> [Task prompt]:
Produce a faithful copy of every record below, without the pictures.
*** Data for the task ***
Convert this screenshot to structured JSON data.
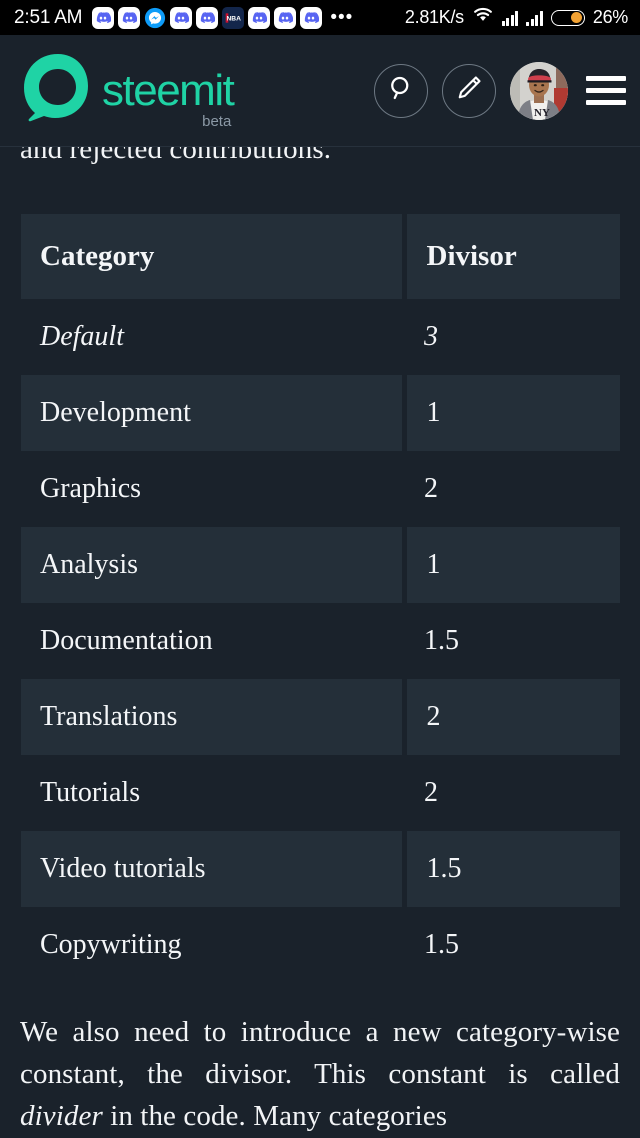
{
  "statusbar": {
    "time": "2:51 AM",
    "notification_icons": [
      {
        "name": "discord-icon",
        "type": "discord"
      },
      {
        "name": "discord-icon",
        "type": "discord"
      },
      {
        "name": "messenger-icon",
        "type": "messenger"
      },
      {
        "name": "discord-icon",
        "type": "discord"
      },
      {
        "name": "discord-icon",
        "type": "discord"
      },
      {
        "name": "nba-icon",
        "type": "nba"
      },
      {
        "name": "discord-icon",
        "type": "discord"
      },
      {
        "name": "discord-icon",
        "type": "discord"
      },
      {
        "name": "discord-icon",
        "type": "discord"
      }
    ],
    "overflow": "•••",
    "network_speed": "2.81K/s",
    "battery_percent": "26%",
    "colors": {
      "background": "#000000",
      "text": "#ffffff",
      "battery_fill": "#f2a233",
      "discord_blurple": "#5865f2",
      "messenger_blue": "#0e9cf8",
      "nba_navy": "#13264b",
      "nba_red": "#c8102e"
    }
  },
  "appbar": {
    "brand_name": "steemit",
    "brand_sub": "beta",
    "search_icon": "search-icon",
    "compose_icon": "pencil-icon",
    "avatar_label": "user-avatar",
    "menu_icon": "hamburger-menu-icon",
    "colors": {
      "brand_green": "#1fd3a5",
      "background": "#1a222b",
      "icon_outline": "#6d7883",
      "beta_text": "#8b99a6"
    }
  },
  "content": {
    "paragraph_top": "and rejected contributions.",
    "table": {
      "headers": [
        "Category",
        "Divisor"
      ],
      "rows": [
        {
          "category": "Default",
          "divisor": "3",
          "italic": true
        },
        {
          "category": "Development",
          "divisor": "1",
          "italic": false
        },
        {
          "category": "Graphics",
          "divisor": "2",
          "italic": false
        },
        {
          "category": "Analysis",
          "divisor": "1",
          "italic": false
        },
        {
          "category": "Documentation",
          "divisor": "1.5",
          "italic": false
        },
        {
          "category": "Translations",
          "divisor": "2",
          "italic": false
        },
        {
          "category": "Tutorials",
          "divisor": "2",
          "italic": false
        },
        {
          "category": "Video tutorials",
          "divisor": "1.5",
          "italic": false
        },
        {
          "category": "Copywriting",
          "divisor": "1.5",
          "italic": false
        }
      ]
    },
    "paragraph_bottom_part1": "We also need to introduce a new category-wise constant, the divisor. This constant is called ",
    "paragraph_bottom_em": "divider",
    "paragraph_bottom_part2": " in the code. Many categories",
    "colors": {
      "page_background": "#1a222b",
      "row_stripe": "#242f39",
      "text": "#f2f4f6"
    }
  }
}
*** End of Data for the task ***
> [Your response]:
Convert this screenshot to structured JSON data.
{
  "statusbar": {
    "time": "2:51 AM",
    "notification_icons": [
      {
        "name": "discord-icon",
        "type": "discord"
      },
      {
        "name": "discord-icon",
        "type": "discord"
      },
      {
        "name": "messenger-icon",
        "type": "messenger"
      },
      {
        "name": "discord-icon",
        "type": "discord"
      },
      {
        "name": "discord-icon",
        "type": "discord"
      },
      {
        "name": "nba-icon",
        "type": "nba"
      },
      {
        "name": "discord-icon",
        "type": "discord"
      },
      {
        "name": "discord-icon",
        "type": "discord"
      },
      {
        "name": "discord-icon",
        "type": "discord"
      }
    ],
    "overflow": "•••",
    "network_speed": "2.81K/s",
    "battery_percent": "26%",
    "colors": {
      "background": "#000000",
      "text": "#ffffff",
      "battery_fill": "#f2a233",
      "discord_blurple": "#5865f2",
      "messenger_blue": "#0e9cf8",
      "nba_navy": "#13264b",
      "nba_red": "#c8102e"
    }
  },
  "appbar": {
    "brand_name": "steemit",
    "brand_sub": "beta",
    "search_icon": "search-icon",
    "compose_icon": "pencil-icon",
    "avatar_label": "user-avatar",
    "menu_icon": "hamburger-menu-icon",
    "colors": {
      "brand_green": "#1fd3a5",
      "background": "#1a222b",
      "icon_outline": "#6d7883",
      "beta_text": "#8b99a6"
    }
  },
  "content": {
    "paragraph_top": "and rejected contributions.",
    "table": {
      "headers": [
        "Category",
        "Divisor"
      ],
      "rows": [
        {
          "category": "Default",
          "divisor": "3",
          "italic": true
        },
        {
          "category": "Development",
          "divisor": "1",
          "italic": false
        },
        {
          "category": "Graphics",
          "divisor": "2",
          "italic": false
        },
        {
          "category": "Analysis",
          "divisor": "1",
          "italic": false
        },
        {
          "category": "Documentation",
          "divisor": "1.5",
          "italic": false
        },
        {
          "category": "Translations",
          "divisor": "2",
          "italic": false
        },
        {
          "category": "Tutorials",
          "divisor": "2",
          "italic": false
        },
        {
          "category": "Video tutorials",
          "divisor": "1.5",
          "italic": false
        },
        {
          "category": "Copywriting",
          "divisor": "1.5",
          "italic": false
        }
      ]
    },
    "paragraph_bottom_part1": "We also need to introduce a new category-wise constant, the divisor. This constant is called ",
    "paragraph_bottom_em": "divider",
    "paragraph_bottom_part2": " in the code. Many categories",
    "colors": {
      "page_background": "#1a222b",
      "row_stripe": "#242f39",
      "text": "#f2f4f6"
    }
  }
}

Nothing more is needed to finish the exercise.